SGER: Storytelling Alice and Game Design in Middle School

Principal Investigator: 
Project Overview
Background & Purpose: 

The purpose of the study was to collect pilot data to inform a larger study of how game design in pairs using Storytelling Alice (SA) can build IT fluency among middle school students. Our main research questions were: 1) Can Storytelling Alice (SA) be used by middle school students to design and program a game?; 2) In what ways does making a game with SA appear to promote fluency with information technology (IT)?; 3) Does SA motivate and engage middle school students from groups that are underrepresented in computer science (e.g., females and Latinos)?; 4) How can students be taught to use pair programming in conjunction with SA?; and 5) What kind of guidance or support do teachers need to provide students to create a game with SA?


During the summer of 2008, we conducted two courses for middle-school girls and boys. The two 2-week courses ran simultaneously for two hours each weekday; one was located at a community center in a town surrounded by a large agricultural area, and the other was located at a community center in a nearby small city.

Research Design: 

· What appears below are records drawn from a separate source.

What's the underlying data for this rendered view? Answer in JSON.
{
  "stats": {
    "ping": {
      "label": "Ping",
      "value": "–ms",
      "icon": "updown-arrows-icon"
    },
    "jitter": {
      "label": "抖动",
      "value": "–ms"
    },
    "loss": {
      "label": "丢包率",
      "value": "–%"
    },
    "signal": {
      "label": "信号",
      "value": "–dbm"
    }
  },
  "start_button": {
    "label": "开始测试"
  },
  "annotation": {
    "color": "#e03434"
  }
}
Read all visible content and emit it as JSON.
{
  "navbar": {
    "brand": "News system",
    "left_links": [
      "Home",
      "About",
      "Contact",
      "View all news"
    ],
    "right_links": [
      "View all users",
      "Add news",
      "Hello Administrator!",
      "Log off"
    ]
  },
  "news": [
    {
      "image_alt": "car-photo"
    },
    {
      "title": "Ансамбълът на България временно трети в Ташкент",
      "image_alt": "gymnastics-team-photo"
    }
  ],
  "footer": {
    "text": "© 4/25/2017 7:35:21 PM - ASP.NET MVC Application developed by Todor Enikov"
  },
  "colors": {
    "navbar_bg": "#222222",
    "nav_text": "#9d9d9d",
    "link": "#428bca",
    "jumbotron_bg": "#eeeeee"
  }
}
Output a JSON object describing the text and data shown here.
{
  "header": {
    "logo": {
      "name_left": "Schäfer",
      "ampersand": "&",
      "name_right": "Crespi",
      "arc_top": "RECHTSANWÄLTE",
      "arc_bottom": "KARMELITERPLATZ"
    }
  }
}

The research design for this project is comparative, and is designed to collect data that is descriptive using design research and observation. The project involves an intervention, which is computer game design in pairs. This project collects original data using assessments of learning/achievement tests, personal observation, survey data including online self-completion questionnaires, and face-to-face semi-structured/informal interviews, student games, and computer logging data.

Quantitative and qualitative data were collected in five main ways:

  • Student pre-post survey and skill assessment developed for this project, with some items adapted from a survey and assessment created by Caitlin Kelleher, creator of Storytelling Alice
  • Computer logging data to capture students’ actions while using SA; the logging program was provided by Dr. Kelleher
  • Game coding to assess “gameness” and aspects of IT fluency; we adapted our own rules of “gameness” from Juul’s six defining qualities for games
  • Recording of daily observations of student actions and interactions using structured observation templates
  • Face-to-face semi-structured interviews with the two course teachers about the success of our approach and goals
  • Face-to-face semi-structured interviews with a sample of 11 students about what they liked and disliked about the class.

Focusing on the five key research questions, quantitative data from the pre-post student survey were combined with qualitative data from interviews and observations to identify trends and themes relevant to each question. The survey was analyzed with SPSS by using paired t-tests to determine whether there was a significant difference from pre- to post-test among students who completed the class, and to compare those who dropped with those who remained in the class. The focus of the qualitative data analysis (e.g., interviews and observations) was to identify themes and sub-themes relevant to each of our five research questions. To assess the “gameness” of the 23 programs, each was coded using five defining qualities for games and two aspects of IT fluency. The two PIs coded each game separately, and disagreements were resolved by discussion. We also used computer logging data to understand the process through which programming a game can promote IT fluency. For each pair or solo, we identified two dates on which there were sufficient data to analyze: one at the beginning of the course, and one at the end. These data were parsed to reveal frequency of actions related to programming, scene layout, and housekeeping instructions.


Quantitative and qualitative data relevant to the key research questions indicate that: 1) SA motivates and engages middle school students; 2) the use of challenges (checklists guiding students through various aspects of game design) is an effective way to teach game design using SA; 3) training is needed for teachers to support students in learning game design using SA; and 4) pair programming is a useful approach to teaching students to design games using SA. In summary, the findings from this pilot study suggest that: 1) SA can be used by middle-school students with limited computer experience to build games; 2) this process can engage students in some critical aspects of IT fluency: algorithmic thinking, modeling, and abstraction; and 3) further research is needed to determine whether programming a computer game leads to gains computational thinking, and under what conditions pair programming produces greater gains.

Publications & Presentations: 

Papers have been accepted at four national conferences:

Denner, J., Martinez, J. & Werner, L. (2009, March). Teaching computer game design to middle school students. Game Developers’ Conference. San Francisco.

Werner, L., Denner, J., Bliesner, M. & Rex, P. (2009, April) Can middle-school students use Storytelling Alice to make games? Results of a pilot study. Fourth International Conference on the Foundation of Digital Games, Port Canaveral, FL.

Denner, J., Malyn-Smith, J. & Werner, L. (2009, April). Information and communications technology fluency: Defining and measuring standards in middle school. American Educational Research Association. San Diego, CA.

Denner, J., Werner, L., & Rex, P. (2009, June). Teaching computer game design using Storytelling Alice. National Educational Computing Conference. Washington, DC.

Other Products: 

We are finishing up a one-year curriculum for educators to teach students how to create games using Storytelling Alice.